● **Problem to solve**:
Line count for "swagger": give how many lines in the data below contain it, with no other words.

● **Exercise data**:
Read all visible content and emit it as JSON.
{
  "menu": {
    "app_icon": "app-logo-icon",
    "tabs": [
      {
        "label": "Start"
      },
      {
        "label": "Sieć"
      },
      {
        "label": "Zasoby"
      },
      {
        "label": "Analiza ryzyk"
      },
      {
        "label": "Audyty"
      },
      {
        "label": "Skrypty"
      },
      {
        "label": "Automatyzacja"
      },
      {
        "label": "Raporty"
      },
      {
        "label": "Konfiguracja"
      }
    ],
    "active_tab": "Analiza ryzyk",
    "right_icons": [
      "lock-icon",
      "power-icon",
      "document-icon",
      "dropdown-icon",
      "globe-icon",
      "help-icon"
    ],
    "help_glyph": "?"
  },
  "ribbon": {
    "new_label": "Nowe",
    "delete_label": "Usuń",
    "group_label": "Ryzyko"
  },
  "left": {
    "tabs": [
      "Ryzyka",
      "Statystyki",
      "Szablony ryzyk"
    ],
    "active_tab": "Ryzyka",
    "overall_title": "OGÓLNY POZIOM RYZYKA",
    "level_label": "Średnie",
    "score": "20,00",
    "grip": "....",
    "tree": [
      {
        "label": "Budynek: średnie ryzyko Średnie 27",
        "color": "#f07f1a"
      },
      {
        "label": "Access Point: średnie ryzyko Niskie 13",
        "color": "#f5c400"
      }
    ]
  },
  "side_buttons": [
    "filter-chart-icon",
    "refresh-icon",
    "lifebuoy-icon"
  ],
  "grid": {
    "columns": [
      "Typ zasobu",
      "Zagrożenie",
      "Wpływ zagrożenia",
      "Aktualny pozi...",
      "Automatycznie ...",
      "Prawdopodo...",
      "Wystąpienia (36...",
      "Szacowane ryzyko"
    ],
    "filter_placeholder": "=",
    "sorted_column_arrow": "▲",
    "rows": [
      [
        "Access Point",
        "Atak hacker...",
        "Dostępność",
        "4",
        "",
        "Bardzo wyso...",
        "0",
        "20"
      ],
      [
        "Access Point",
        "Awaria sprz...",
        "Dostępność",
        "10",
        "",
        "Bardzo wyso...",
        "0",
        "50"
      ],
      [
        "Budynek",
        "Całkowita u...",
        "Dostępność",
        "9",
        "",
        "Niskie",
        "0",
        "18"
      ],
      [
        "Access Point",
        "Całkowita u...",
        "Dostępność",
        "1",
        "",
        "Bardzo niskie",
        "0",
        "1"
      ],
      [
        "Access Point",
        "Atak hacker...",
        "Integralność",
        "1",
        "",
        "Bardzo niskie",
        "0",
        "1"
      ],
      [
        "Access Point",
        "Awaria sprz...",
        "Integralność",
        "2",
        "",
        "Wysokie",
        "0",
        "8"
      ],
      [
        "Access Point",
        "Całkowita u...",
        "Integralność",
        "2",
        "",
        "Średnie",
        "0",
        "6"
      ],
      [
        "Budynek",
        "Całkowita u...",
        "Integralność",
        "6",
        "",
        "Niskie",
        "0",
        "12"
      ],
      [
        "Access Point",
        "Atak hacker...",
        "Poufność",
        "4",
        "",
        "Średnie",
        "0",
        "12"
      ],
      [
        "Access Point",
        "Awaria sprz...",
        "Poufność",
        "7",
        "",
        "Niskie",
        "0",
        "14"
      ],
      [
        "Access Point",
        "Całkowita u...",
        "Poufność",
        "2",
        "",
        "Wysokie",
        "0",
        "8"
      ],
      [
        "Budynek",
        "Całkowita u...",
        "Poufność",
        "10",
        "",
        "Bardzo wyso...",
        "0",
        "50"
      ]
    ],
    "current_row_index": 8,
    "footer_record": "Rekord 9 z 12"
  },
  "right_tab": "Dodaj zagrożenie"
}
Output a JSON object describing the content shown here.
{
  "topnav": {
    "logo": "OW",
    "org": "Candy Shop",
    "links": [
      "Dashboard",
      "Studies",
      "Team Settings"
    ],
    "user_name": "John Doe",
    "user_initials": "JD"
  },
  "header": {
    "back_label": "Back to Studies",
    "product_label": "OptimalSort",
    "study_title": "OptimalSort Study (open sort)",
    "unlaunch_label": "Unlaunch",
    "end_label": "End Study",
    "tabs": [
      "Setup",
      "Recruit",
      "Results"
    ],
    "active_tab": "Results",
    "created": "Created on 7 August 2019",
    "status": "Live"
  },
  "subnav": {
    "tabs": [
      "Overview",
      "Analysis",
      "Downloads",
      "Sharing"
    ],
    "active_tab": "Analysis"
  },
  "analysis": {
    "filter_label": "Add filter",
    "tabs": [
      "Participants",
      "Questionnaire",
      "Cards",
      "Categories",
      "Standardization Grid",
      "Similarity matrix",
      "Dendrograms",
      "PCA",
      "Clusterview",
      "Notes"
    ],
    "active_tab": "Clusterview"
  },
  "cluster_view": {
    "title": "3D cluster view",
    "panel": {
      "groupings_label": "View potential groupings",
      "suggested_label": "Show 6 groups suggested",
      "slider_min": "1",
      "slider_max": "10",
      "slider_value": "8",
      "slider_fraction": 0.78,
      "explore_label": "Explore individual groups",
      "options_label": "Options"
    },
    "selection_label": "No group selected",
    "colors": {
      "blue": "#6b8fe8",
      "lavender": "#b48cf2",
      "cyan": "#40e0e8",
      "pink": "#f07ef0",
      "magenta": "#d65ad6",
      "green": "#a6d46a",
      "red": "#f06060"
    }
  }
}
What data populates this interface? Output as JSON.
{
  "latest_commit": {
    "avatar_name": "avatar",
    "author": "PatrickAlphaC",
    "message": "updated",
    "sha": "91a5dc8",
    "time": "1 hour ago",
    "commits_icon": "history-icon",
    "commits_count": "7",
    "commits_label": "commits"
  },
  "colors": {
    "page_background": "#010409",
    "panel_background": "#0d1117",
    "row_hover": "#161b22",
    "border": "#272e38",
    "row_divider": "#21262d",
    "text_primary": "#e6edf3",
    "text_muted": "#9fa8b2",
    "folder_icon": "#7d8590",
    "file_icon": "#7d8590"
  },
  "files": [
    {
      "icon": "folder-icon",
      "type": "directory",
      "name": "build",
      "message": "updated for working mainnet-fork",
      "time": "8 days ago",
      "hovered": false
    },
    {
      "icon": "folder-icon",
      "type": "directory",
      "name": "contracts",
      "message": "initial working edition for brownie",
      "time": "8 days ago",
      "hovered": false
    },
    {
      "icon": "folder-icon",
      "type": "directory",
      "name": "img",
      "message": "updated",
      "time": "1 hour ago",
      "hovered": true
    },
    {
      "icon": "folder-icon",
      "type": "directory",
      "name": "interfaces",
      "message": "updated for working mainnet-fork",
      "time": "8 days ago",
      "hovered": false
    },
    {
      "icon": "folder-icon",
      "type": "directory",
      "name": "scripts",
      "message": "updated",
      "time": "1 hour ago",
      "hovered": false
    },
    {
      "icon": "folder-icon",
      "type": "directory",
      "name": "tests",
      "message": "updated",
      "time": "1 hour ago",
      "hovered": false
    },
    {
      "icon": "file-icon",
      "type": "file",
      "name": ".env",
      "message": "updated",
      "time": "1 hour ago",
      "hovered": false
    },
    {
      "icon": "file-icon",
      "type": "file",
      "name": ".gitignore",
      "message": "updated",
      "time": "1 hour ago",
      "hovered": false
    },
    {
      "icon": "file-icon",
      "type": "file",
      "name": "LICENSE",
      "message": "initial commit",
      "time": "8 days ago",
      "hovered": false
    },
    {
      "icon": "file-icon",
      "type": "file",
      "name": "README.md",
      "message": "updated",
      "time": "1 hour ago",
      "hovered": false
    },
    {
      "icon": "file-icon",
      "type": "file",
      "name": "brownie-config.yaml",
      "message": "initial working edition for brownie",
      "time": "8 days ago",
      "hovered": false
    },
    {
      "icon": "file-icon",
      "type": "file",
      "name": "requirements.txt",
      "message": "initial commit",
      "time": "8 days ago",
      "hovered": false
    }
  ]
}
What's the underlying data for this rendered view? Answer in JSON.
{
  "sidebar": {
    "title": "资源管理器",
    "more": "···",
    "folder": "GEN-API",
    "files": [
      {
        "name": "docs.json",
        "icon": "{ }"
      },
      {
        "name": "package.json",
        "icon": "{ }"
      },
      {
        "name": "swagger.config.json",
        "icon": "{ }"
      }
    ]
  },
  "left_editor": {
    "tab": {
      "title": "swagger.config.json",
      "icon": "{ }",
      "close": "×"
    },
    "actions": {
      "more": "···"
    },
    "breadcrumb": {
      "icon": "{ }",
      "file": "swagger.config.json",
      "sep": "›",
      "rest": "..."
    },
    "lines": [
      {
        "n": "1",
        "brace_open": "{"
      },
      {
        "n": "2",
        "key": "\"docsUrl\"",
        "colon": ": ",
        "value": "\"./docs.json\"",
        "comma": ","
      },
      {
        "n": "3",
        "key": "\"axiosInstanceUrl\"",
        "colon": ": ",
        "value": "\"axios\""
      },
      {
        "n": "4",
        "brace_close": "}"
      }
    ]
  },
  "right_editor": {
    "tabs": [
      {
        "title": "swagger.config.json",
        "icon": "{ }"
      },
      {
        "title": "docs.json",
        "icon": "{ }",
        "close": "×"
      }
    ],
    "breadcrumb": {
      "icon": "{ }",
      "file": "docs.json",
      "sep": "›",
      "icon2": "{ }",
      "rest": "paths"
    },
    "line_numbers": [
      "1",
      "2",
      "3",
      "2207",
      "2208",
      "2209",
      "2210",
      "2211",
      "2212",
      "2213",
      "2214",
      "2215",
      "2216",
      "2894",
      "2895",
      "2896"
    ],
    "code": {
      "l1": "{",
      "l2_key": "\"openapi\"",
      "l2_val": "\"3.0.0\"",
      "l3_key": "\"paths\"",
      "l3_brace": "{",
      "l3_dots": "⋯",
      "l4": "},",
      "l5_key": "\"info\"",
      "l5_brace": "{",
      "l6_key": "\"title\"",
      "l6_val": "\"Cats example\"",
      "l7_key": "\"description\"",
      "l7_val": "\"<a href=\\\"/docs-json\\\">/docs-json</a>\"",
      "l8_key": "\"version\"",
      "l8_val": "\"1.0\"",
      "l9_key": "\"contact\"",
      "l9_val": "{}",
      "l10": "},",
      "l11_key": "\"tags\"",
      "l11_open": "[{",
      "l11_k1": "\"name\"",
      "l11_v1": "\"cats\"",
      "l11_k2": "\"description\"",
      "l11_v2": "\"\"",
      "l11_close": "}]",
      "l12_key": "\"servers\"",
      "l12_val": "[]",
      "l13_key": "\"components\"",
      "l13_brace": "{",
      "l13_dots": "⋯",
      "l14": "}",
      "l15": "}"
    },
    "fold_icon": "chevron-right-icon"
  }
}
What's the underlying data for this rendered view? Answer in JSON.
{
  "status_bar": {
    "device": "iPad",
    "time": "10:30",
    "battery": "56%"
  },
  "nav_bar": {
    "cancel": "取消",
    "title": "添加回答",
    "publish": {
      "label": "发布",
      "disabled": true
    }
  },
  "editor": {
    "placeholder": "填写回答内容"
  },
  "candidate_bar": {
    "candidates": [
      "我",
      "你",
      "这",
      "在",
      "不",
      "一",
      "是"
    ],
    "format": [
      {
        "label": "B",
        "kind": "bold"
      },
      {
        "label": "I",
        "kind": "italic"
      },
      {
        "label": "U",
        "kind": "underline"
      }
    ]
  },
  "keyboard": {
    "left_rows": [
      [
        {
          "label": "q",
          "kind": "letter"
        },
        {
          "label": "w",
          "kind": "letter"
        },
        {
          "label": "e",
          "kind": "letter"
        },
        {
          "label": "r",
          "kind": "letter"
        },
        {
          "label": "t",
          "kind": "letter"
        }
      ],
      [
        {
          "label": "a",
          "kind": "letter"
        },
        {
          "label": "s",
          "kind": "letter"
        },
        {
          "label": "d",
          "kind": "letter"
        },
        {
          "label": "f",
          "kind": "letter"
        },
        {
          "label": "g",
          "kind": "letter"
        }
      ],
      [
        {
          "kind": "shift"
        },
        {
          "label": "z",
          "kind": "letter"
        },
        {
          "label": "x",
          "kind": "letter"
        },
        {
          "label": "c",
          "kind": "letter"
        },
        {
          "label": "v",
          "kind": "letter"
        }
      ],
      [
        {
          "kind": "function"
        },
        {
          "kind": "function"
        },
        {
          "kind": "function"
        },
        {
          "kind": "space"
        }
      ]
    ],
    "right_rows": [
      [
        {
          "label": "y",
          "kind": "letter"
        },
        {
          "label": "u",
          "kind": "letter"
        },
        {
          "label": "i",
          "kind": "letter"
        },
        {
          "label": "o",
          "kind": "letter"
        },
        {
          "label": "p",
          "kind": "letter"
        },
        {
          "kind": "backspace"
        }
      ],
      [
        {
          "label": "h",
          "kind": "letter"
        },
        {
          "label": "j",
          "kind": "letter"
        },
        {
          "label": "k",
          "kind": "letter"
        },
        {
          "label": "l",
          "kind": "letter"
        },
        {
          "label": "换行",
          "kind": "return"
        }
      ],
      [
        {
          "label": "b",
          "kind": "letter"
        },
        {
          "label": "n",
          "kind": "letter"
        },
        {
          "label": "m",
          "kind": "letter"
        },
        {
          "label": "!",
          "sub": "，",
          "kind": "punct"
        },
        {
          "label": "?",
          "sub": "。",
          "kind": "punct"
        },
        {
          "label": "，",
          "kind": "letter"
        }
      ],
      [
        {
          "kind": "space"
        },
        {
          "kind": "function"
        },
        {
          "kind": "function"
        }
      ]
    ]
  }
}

● **Result of the exercise**:
4